In 2003, a prominent Christian minister came out as a Christian Universalist when he began preaching his “Gospel of Inclusion.” Bishop Carlton Pearson was treated like hell for denying hell as a place of eternal torment all non-Christians are destined for in the afterlife. Across the internet and in letters to the editors of evangelical Christian magazines, hate-speech was leveled at him as he was accused of denying Christ and turning his back on God.
In 2011, another prominent Christian minister wrote a book called “Love Wins.” Rob Bell didn’t go so far as to institute Christian Universalism into his religious teaching, but he was accused of it anyway. Across the internet, hate-speech was leveled at him, too. He was accused of being a heretic at best, and destined for hell at worst.
Even Billy Graham has been mistreated in the same way, having appeared on Larry King Live in his latter years.
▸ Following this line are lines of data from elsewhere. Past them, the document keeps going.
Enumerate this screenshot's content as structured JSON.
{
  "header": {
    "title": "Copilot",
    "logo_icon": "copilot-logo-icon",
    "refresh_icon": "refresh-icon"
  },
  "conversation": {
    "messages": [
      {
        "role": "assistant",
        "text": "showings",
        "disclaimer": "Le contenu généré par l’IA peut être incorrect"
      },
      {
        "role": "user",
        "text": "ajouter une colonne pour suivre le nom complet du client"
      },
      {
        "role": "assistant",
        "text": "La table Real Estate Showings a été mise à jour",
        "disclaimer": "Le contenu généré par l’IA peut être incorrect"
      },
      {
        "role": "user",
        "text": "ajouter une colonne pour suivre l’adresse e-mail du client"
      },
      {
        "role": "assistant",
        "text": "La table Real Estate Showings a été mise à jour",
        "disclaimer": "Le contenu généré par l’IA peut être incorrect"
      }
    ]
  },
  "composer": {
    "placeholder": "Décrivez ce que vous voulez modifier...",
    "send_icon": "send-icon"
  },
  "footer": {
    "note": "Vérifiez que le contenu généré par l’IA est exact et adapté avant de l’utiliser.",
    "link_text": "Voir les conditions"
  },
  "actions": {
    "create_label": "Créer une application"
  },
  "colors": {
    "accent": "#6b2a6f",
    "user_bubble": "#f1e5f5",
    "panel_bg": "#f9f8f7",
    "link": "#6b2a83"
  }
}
He was asked if adherents of other world religions are going to hell, and he graciously referred to the sovereignty of God when he said God knows the hearts of all people and how they would respond to the Gospel if they heard it and understood it. Houston megachurch pastor Joel Osteen made a similar remark during an interview with King’s successor, Piers Morgan.
Other prominent evangelicals have also become more open and inclusive; leaders such as Brian McLaren and Tony Campolo. A conversation is taking place across the evangelical community as our theological model is being reshaped. People are asking big questions, and rethinking the unsatisfying “answers” we were given during the indoctrination process in our churches.
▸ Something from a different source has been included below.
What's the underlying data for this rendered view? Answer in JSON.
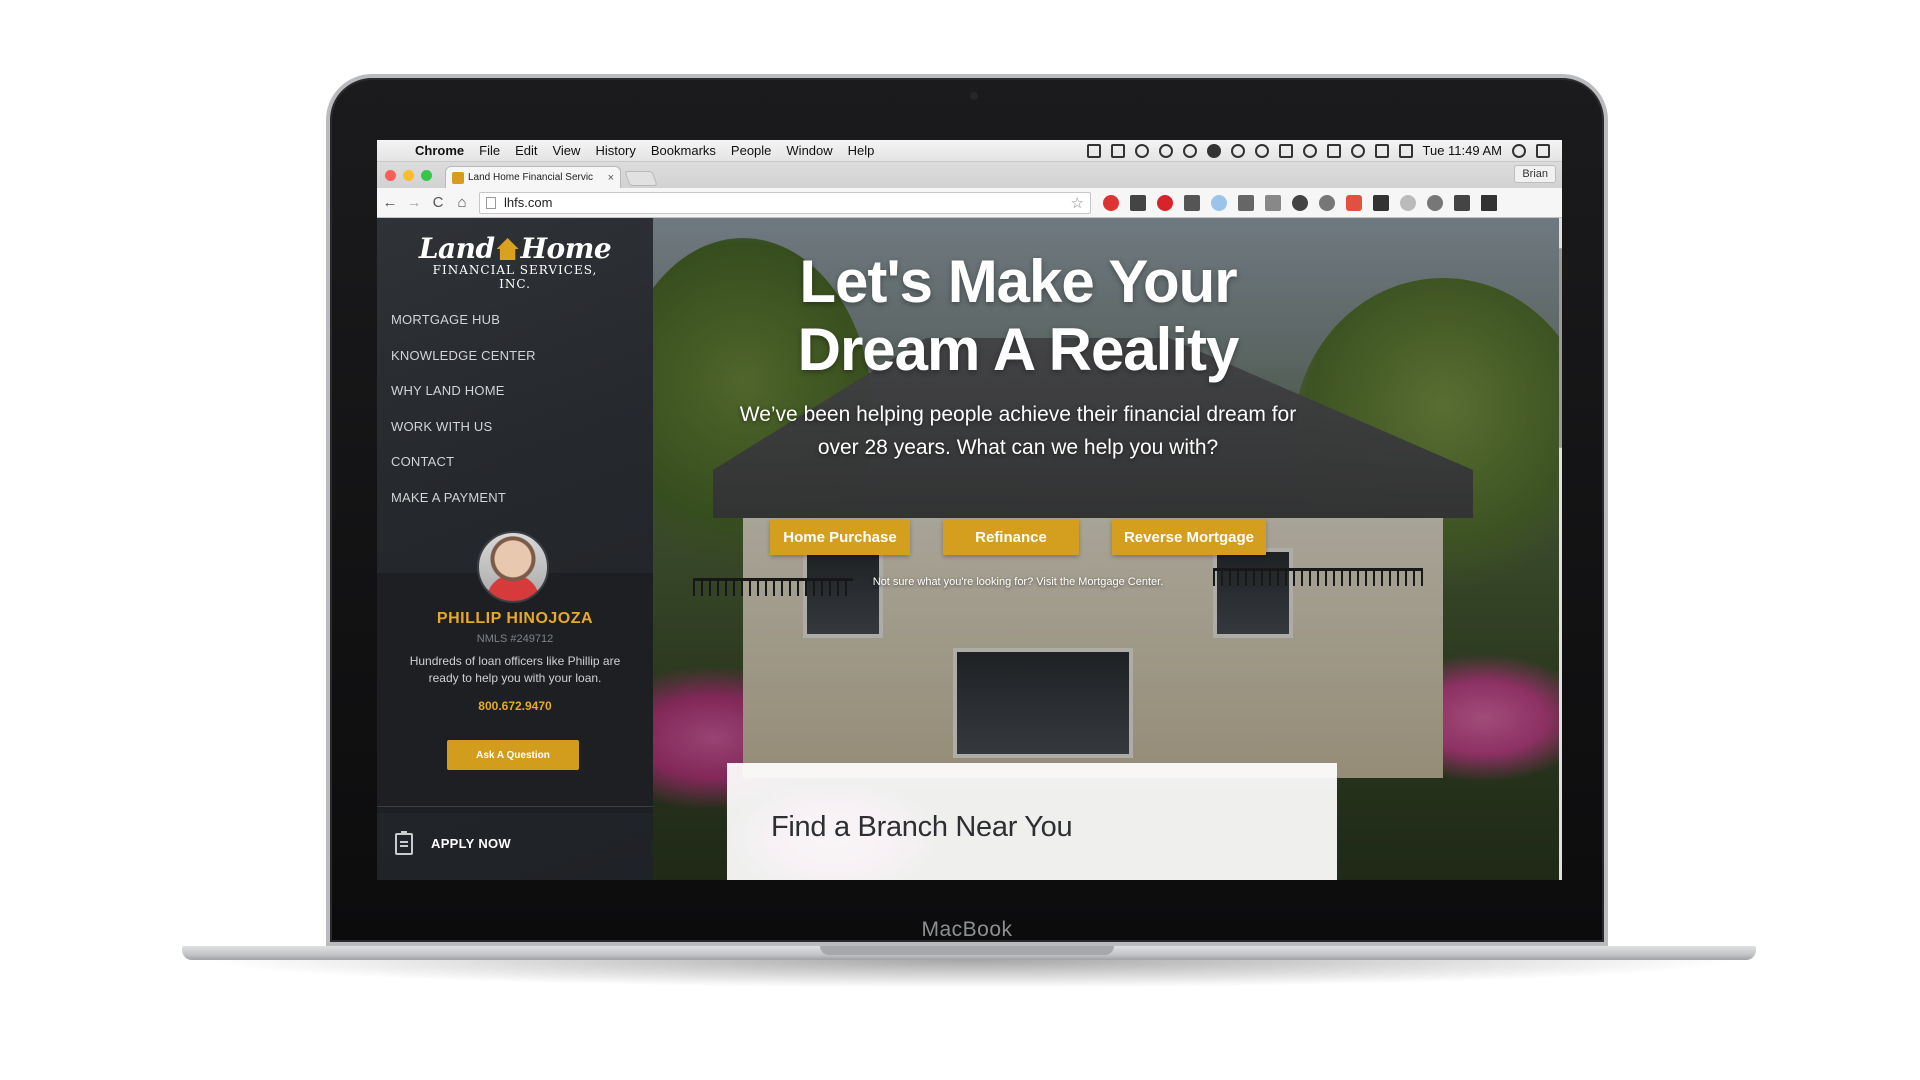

Most of these evangelical leaders haven’t gone as far as Carlton Pearson, in terms of ideas and doctrines, but here’s the thing: They are reaching for a deeper connection with and understanding of God’s amazing grace – God’s covenant love in motion. An unconditional, limitless, endless and perfect love beyond even the best of human love. There is no reason to treat them like hell for it.
We are all tasked with managing the relationship between heart and mind. As we grapple with figuring that out, many have also wrestled with the extremes. One one side, there is an exclusive approach to theological orthodoxy (mainstream religious thought), while on the other side, you have pluralism. Many of us have struggled, or are now struggling, to figure out how to be open and inclusive without going outside orthodox theology. The good news is Christian history has not limited our options to these two; there is an inclusive approach to Christian orthodoxy.
The problem evangelicals are having is they have been taught to limit all of orthodoxy to evangelicalism, as they have been taught it. So, anything that seems way out there is misunderstood as automatically unorthodox. Then, they react and level hate-speech at their brothers and sisters: with the world watching.
This is not only unnecessary – it’s sin. We’re talking about people whose hearts are in the right place as they sincerely reach for a greater measure of God’s grace, and they’re being treated like hell for it. I understand that our friends who mistreat their fellow-Christians are sold on the rigid, constricting and exclusive ideas they’ve been taught, but there is an even greater problem. They’ve confused theology with mere ideology. Theology is not something one only thinks, as though it is born of the intellect; it’s a lifestyle you live from the depths of your being. It is the outgrowth of your connection with and understanding of God’s amazing love for you. It’s all about love – God’s perfect, unconditional, limitless and endless love.